With fluctuating temperatures and heavy precipitation, potholes open up in the streets. (Gabe Silverman/The Washington Post)

Winter is taking a savage toll on the streets, trails and pipes of Arlington County.

Almost 90 times between Jan. 18 and Feb. 20, a water main somewhere in the 27-square mile county broke, for an average of 2.1 breaks per day. The county spent $1 million plowing during the big Feb. 12-13 storm and used 3,500 tons of salt. Potholes have popped up throughout the county with alarming frequency; although 80 percent of them were fixed by Monday, more are sure to come.

In a wide-ranging report to the County Board Tuesday, Arlington’s chief of the water, sewer and streets bureau Harry Wang said the aging infrastructure and abnormally cold and snowy winter combined to make this a particularly difficult year.

Residents are noticing, and are using a new smartphone app to alert the county staff to issues from potholes to unplowed trails to missing signs. County manager Barbara Donnellan said 425 requests have come in since Feb. 3. Residents without a smartphone can also report problems online at http://topics.arlingtonva.us/reportproblem/

Bicyclists and pedestrians have been particularly vocal in the past year about uncleared trails in Arlington’s growing bike commuter and walking trail network, and Donnellan said the county prioritizes clearing primary and arterial routes first. Just under six miles of access points to schools and Metro stations were cleared this month, and another 12 miles of the Custis, Lower Bluemont, Virginia Highlands, Washington & Old Dominion and Four Mile Run trails.

An unusually snowy winter has left behind an obstacle course of tire-eating, suspension-twisting potholes. What causes good roads to go so bad? Blame physics and the area’s up-and-down temperatures. (Sohail Al-Jamea/The Washington Post)

She told the board she would return in the future with a policy on how to clear the increasingly critical bike commuter routes.
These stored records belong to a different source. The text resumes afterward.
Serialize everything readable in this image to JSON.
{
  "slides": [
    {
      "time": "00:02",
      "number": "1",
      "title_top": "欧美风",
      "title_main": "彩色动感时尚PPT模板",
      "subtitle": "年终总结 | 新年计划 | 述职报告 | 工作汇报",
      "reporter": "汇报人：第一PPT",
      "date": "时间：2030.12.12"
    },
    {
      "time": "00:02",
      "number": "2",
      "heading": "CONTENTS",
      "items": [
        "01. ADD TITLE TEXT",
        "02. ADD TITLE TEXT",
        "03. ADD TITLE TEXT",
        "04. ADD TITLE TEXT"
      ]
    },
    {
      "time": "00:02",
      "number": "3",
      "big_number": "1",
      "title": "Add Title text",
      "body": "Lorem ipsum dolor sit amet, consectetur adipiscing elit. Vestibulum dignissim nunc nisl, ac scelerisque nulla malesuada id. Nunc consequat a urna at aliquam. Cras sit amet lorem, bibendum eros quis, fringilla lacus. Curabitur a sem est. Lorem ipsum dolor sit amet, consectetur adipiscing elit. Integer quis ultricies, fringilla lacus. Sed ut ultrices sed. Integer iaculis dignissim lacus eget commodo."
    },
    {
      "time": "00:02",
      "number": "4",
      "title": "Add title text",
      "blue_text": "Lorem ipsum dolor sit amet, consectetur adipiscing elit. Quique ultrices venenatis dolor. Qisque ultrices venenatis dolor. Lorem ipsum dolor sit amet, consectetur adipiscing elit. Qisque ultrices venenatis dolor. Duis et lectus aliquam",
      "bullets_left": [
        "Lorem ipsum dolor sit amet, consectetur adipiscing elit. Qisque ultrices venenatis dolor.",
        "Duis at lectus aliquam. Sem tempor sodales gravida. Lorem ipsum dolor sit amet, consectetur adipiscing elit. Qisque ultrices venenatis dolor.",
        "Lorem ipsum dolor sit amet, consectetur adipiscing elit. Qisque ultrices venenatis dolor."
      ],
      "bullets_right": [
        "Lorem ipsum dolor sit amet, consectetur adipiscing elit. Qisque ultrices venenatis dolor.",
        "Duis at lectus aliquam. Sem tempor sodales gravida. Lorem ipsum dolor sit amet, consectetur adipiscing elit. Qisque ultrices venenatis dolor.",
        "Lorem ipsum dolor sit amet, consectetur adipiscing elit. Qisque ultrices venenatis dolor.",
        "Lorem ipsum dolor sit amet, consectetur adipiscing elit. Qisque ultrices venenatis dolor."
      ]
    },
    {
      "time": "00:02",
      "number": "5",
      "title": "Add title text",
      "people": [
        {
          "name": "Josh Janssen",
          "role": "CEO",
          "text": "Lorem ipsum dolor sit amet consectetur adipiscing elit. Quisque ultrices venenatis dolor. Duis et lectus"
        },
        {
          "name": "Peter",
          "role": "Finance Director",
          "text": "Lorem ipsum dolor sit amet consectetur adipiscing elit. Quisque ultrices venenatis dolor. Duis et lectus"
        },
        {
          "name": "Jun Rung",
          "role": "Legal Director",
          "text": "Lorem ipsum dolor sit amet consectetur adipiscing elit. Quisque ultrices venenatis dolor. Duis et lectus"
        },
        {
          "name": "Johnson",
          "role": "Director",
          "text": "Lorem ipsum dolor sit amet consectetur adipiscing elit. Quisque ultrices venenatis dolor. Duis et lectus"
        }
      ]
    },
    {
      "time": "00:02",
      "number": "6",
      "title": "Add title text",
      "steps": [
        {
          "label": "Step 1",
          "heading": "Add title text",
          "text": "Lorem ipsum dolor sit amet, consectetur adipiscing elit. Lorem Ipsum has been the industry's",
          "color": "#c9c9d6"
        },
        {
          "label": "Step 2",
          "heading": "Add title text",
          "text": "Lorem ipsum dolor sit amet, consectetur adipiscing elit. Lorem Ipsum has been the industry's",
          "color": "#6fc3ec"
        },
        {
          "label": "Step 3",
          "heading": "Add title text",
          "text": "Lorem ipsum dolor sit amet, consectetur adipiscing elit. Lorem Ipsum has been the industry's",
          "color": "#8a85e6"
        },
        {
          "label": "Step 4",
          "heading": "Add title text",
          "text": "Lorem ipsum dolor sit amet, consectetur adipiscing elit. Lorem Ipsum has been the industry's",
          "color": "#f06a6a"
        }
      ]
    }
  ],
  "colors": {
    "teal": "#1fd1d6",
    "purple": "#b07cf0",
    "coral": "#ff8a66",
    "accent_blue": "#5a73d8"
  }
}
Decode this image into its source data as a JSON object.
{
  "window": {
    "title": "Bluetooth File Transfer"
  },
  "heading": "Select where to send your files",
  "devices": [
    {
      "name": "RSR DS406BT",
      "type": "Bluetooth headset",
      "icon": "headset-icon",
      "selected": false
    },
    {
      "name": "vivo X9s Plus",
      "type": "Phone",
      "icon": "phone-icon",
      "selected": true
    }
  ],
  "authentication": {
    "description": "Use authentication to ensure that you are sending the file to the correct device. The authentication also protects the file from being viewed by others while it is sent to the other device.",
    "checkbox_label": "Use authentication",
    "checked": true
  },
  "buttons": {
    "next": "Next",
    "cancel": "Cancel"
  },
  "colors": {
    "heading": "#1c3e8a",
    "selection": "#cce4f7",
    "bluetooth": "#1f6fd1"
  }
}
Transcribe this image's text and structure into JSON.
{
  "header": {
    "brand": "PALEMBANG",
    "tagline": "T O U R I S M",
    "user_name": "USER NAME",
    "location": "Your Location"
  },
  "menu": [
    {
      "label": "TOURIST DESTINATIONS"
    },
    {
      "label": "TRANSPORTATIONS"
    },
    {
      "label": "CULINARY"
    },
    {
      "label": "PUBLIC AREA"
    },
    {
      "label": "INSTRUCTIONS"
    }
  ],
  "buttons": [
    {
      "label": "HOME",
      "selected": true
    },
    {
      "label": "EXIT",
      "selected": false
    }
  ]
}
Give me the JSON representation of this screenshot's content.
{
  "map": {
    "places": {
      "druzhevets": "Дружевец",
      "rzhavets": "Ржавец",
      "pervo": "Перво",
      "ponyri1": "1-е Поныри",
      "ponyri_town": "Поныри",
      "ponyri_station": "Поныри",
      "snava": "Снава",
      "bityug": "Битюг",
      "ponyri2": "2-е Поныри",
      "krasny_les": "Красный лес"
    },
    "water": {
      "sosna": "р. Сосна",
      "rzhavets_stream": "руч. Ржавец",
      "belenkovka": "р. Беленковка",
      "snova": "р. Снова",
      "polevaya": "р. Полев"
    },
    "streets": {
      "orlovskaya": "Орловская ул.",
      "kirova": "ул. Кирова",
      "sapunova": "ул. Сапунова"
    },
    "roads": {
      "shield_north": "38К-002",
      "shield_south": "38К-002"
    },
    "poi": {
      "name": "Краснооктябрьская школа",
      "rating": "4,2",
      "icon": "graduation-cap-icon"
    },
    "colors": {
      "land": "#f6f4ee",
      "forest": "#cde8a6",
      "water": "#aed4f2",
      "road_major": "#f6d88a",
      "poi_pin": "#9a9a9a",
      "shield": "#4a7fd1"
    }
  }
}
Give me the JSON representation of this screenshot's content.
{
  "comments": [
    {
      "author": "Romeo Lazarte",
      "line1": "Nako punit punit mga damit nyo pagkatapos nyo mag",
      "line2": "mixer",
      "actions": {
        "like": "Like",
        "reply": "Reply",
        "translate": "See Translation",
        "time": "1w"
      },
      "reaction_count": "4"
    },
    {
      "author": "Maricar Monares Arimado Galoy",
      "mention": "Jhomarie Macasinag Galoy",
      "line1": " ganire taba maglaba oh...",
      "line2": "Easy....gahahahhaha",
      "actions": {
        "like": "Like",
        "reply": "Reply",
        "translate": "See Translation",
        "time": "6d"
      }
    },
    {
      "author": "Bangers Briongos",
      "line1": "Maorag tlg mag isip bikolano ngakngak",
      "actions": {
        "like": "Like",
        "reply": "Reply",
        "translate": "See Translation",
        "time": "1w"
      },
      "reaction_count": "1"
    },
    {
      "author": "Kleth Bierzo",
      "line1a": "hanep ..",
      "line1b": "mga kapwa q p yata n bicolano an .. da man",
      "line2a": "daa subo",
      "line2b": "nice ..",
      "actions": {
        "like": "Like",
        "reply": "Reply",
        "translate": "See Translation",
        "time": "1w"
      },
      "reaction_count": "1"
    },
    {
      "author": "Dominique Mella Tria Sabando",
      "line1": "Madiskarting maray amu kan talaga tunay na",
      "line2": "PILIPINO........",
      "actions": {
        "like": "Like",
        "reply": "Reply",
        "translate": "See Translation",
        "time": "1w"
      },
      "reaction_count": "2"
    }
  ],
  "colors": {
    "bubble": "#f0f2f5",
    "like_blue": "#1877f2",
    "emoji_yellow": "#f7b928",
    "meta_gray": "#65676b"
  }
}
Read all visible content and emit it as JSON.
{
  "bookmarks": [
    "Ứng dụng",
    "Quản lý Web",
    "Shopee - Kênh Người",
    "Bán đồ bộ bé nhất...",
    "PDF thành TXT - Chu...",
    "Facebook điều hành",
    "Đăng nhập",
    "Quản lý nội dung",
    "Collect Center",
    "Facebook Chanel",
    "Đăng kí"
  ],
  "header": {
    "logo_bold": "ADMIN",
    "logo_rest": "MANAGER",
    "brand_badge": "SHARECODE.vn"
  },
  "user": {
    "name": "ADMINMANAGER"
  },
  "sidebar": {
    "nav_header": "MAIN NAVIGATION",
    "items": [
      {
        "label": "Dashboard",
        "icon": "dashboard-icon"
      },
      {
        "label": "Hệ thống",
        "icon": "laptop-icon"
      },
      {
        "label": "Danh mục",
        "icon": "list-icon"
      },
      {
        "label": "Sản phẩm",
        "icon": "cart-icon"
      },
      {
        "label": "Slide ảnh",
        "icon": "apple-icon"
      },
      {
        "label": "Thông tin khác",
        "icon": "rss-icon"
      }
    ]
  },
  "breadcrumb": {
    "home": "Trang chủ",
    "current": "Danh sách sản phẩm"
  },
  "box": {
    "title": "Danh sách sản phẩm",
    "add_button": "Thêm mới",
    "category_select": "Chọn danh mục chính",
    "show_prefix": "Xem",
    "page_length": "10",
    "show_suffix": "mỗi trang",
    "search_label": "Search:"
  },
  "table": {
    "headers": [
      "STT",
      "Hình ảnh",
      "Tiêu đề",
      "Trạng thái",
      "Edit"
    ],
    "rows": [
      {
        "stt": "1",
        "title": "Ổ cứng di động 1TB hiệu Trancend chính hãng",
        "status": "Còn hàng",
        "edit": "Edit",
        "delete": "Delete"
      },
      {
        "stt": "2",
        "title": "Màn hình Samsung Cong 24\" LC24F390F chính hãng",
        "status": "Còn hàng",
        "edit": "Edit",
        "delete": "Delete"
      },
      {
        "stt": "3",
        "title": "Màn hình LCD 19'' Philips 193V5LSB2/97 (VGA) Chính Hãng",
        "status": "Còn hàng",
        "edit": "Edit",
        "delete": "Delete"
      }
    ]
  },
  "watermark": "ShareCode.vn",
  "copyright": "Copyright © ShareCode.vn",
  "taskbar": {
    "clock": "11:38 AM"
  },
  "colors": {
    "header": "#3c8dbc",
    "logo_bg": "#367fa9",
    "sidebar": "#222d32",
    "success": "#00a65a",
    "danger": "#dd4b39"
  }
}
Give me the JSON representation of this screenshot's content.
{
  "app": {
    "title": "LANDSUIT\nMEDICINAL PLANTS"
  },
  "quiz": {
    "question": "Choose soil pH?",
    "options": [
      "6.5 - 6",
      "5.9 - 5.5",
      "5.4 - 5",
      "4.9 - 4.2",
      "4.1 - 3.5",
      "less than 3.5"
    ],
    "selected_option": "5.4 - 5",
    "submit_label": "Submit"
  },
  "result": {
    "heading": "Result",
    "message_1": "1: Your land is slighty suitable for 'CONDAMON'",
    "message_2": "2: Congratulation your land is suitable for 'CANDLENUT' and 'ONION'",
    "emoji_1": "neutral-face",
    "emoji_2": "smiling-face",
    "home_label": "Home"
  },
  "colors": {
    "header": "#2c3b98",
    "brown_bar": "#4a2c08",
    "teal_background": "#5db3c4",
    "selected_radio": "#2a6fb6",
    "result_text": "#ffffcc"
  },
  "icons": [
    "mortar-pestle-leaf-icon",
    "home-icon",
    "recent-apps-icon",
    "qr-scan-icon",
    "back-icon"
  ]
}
Arlington residents are required to shovel their sidewalks within 24 hours after the snow stops falling, or within 36 hours if snowfall exceeds six inches. Donnellan said the county received 118 complaints this year of uncleared walks, and 39 property owners were notified of the ordinance. All of them complied after being notified, she said, so no tickets were issued.

Ninety percent of the water main breaks happened in pipes that are more than 55 years old, Wang said. The county has 525 miles of water mains beneath the streets and about nine miles of mains are replaced each year.